- [Data records for software interfaces]:
%%
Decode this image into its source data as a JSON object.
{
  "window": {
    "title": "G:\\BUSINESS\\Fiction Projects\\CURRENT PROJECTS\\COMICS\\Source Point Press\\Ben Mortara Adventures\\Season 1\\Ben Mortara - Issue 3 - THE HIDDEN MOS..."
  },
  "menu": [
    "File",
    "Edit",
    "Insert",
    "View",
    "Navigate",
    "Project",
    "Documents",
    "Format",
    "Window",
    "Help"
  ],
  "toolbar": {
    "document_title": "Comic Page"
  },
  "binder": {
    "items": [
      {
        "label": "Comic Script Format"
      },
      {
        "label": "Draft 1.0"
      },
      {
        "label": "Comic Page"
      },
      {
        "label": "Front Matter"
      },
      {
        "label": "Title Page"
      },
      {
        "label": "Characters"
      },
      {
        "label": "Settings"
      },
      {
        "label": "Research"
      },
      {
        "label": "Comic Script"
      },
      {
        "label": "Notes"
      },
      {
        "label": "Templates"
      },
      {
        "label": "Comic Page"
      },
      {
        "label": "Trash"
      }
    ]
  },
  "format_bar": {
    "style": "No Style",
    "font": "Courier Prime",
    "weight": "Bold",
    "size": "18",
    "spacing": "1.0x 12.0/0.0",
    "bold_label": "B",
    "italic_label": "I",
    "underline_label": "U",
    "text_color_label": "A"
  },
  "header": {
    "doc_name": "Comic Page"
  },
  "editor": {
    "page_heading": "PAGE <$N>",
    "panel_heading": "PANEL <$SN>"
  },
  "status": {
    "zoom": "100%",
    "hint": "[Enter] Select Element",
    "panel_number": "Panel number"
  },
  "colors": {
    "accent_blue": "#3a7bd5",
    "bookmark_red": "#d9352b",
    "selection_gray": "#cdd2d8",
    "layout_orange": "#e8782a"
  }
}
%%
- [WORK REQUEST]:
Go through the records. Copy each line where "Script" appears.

- [RESULT FOR THIS EXERCISE]:
        "label": "Comic Script Format"
        "label": "Comic Script"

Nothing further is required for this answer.